Google buys Divide to conquer Apple in the enterprise
Google's acquisition of cloud-based mobile device management startup Divide is seen as a move by the search giant to translate Android's popularity in the consumer market into uptake in the enterprise market, particularly for BYOD environments.
Currently, devices running Apple's iOS are preferred by IT managers when it comes to BYOD, notes Chris Jones, principal analyst at Canalys. iOS is much easier to set up and more secure than Android, Jones tells The Wall Street Journal. In addition, Apple vets all apps before they get onto the App Store, significantly reducing the threat that iOS devices will download malware.
Android reputation for being a fragmented and insecure operating system has definitely hurt its penetration of the enterprise market. As part of Google, Divide will give Android a more secure and manageable face for CIOs and IT departments considering or implementing BYOD programs.
Manufacturers of Android handsets, particularly Samsung, have tried to offer enterprises secure mobility management platforms to ease security concerns.

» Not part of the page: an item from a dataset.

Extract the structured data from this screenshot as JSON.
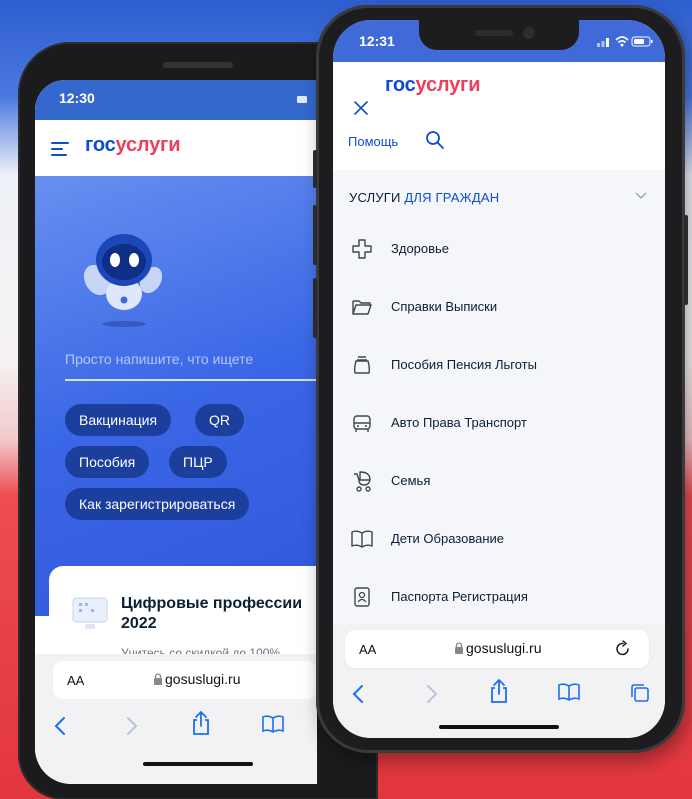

For example, Samsung's Knox platform comes with a National Security Agency-developed security system, including a containerized solution that separates personal from corporate data.
With the Divide acquisition, Google will no longer have to rely on individual manufacturers to increase Android acceptance in the enterprise.
Jack Gold, founder and principal analyst with J. Gold Associates, tells FierceMobileIT that Divide provides "basically a container" that separates corporate from personal data on the mobile device.
"If Google takes Divide and puts it in the [Android] OS, where it really belongs, then it will be universal and the manufacturers won't have to do something unique," he adds.
Jones agrees. Buying Divide "will help Google build security and control into the Android operating system. This is a smart move and probably something Google should have done earlier," he says.
Amit Chowdhry, a tech writer and Forbes contributor, opines that Divide will now "focus on making Android devices more enterprise-friendly. Divide sets up an encrypted workspace so users do not have to worry about privacy or about the company wiping the device."
Chowdhry notes that Google was already an investor in Divide, formerly known as Enterproid and founded by Morgan Stanley execs David Zhu, Alexander Trewby and Andrew Toy.